According to a number of reports on the BBC, the group wants artists to keep the rights to the music they create and to have a greater say in how their songs are sold -- and a bigger slice of the takings, naturally. At the moment, record labels normally own the rights to the music their artists make, though the artists often get "charged" back all the recording and marketing costs against their advances. Instead, the body is proposing that artists should own the rights but lease them back to labels, technology companies or anyone else for that matter, for up to 35 years, as happens in the US.

The coalition also wants its members to be consulted more fully on how their music is used, the ways it is sold and who gets the money, particularly in regard the increasing number of deals done by labels and publishers with new digital services. "Record and technology companies are signing agreements to deliver music to fans in new ways," the Featured Artists' Coalition charter says. "Artists are not involved in these negotiations and their interests are likely to be overlooked. Artists should receive fair compensation as part of these new deals."

While labels, management companies and agents are still feeling their way in the brand partnership world -- particularly since a lot of current deals are promotional or exposure-oriented rather than hard-cash generating for them -- these partnerships are becoming an increasing source of revenue for their artists and will no doubt come under the same land grab for revenue streams that artists are now fighting off. Agencies and brands need to be aware of the multiple number of "interested parties" when putting together these types of deals, and this coalition is a potent reminder.

Getty Images Launches Premium Music Platform

Media Clearinghouse Strikes Deals With Majors for Ad, TV Placement

Getty Images' Premium Playlist
Getty Images, one of the largest creators and distributors of visual content and other digital media in the country, has unveiled Premium Playlist, a music collection that makes popular music available for commercial licensing in movies, TV commercials/advertising, broadcast, online and other new media.

The Premium Playlist music collection will be available through, where it will benefit from worldwide distribution in more than 100 countries. Premium Playlist will additionally be promoted through Getty Images' 600-strong global licensing, distribution and rights-clearance professionals. Getty Images' team is already experienced in music licensing, managing the Pump Audio library of more than 100,000 music titles by independent artists.

According to Billboard, Craig Peters, VP-multimedia products at Getty Images, said, "We have seen significant growth and success in our Getty Images music product and our Pump Audio collection. Representing premium music content through Premium Playlist is the next step and a natural fit for our business model."

Several music publishers, management companies and record labels, including Cherry Lane Music Publishing, Kobalt Music Group, Koch Records, Lionsgate, Nettwerk, Red Light Management and Warner/Chappell Music, have concluded worldwide, non-exclusive deals with Getty Images. The collection has officially launched with an initial catalog of more than 1,000 songs from such artists as Barenaked Ladies, Smash Mouth, Peter Malick (featuring Norah Jones) and music from Lionsgate properties, including the hit TV shows "Mad Men" and "Weeds," and the movie "3:10 to Yuma," among many others.

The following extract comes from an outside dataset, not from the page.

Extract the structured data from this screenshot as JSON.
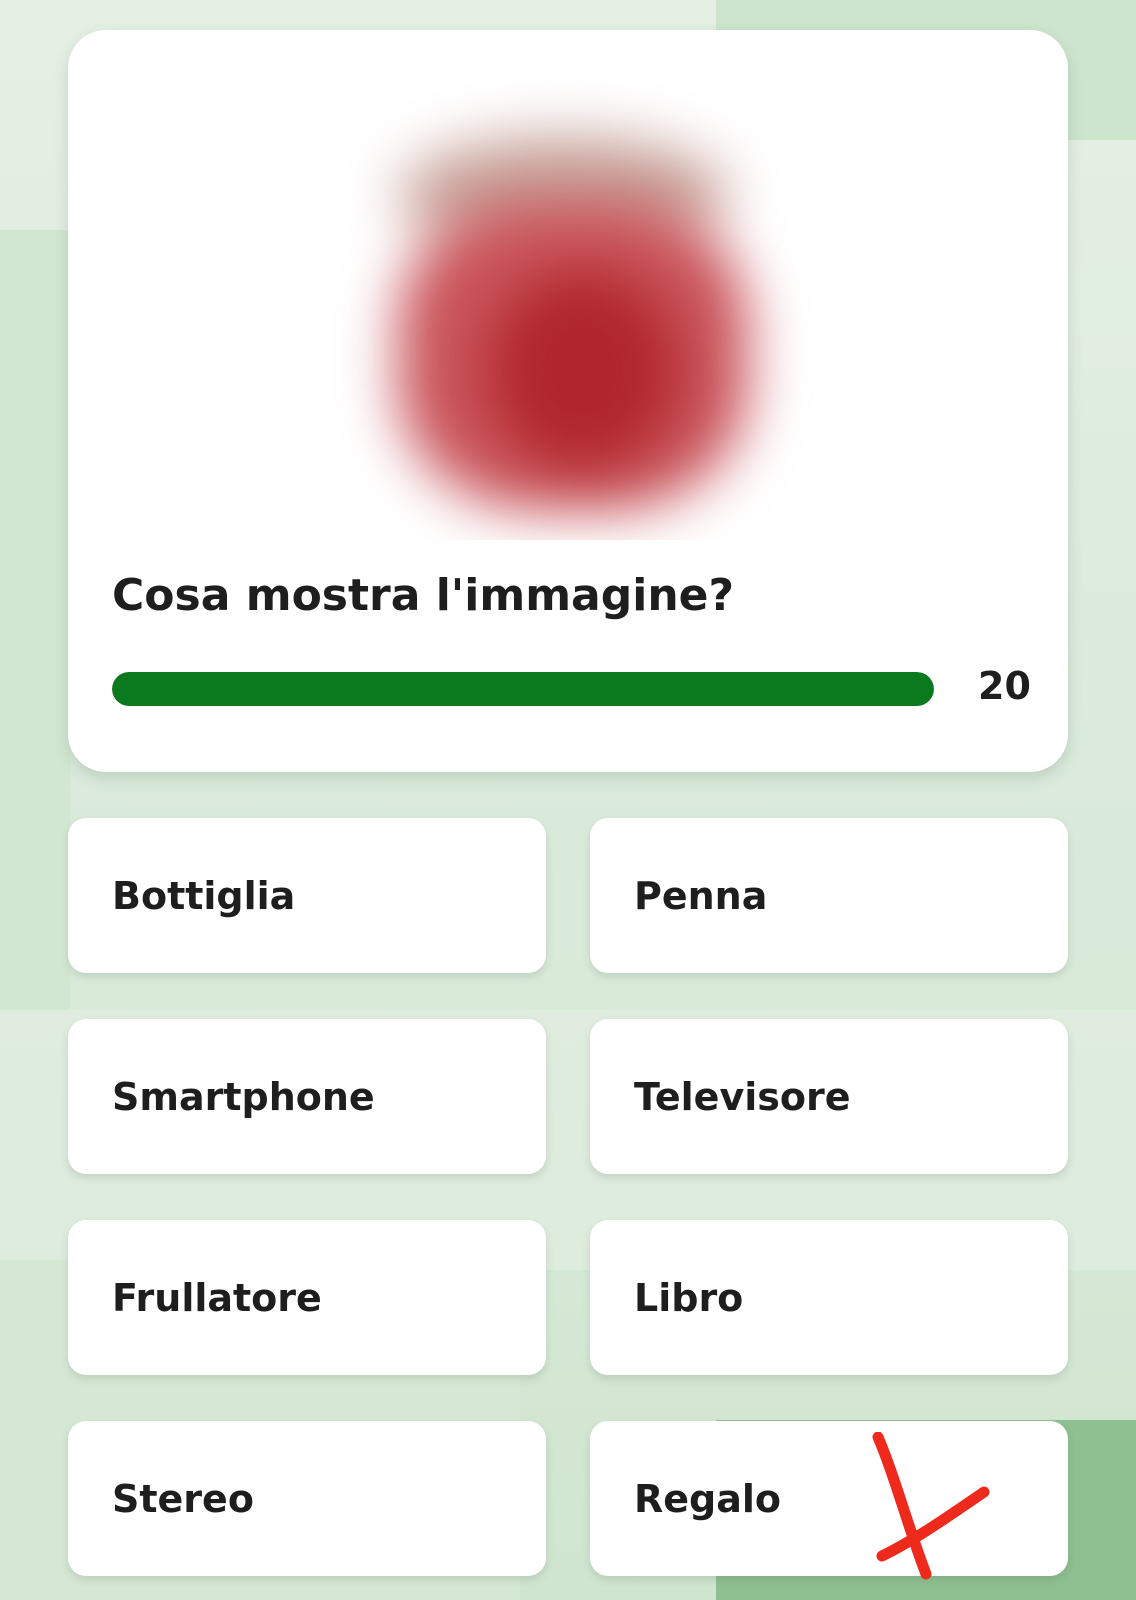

Nice move from Getty and another sure sign that music licensing is set to continue to grow at a time when the rest of the music business' revenue appears to be heading south. Now who's going to produce the first brand partnership database that profiles artists, giving brand-relevant information and a one-stop shop for clearing multiple rights? Just off to write the business plan for this ...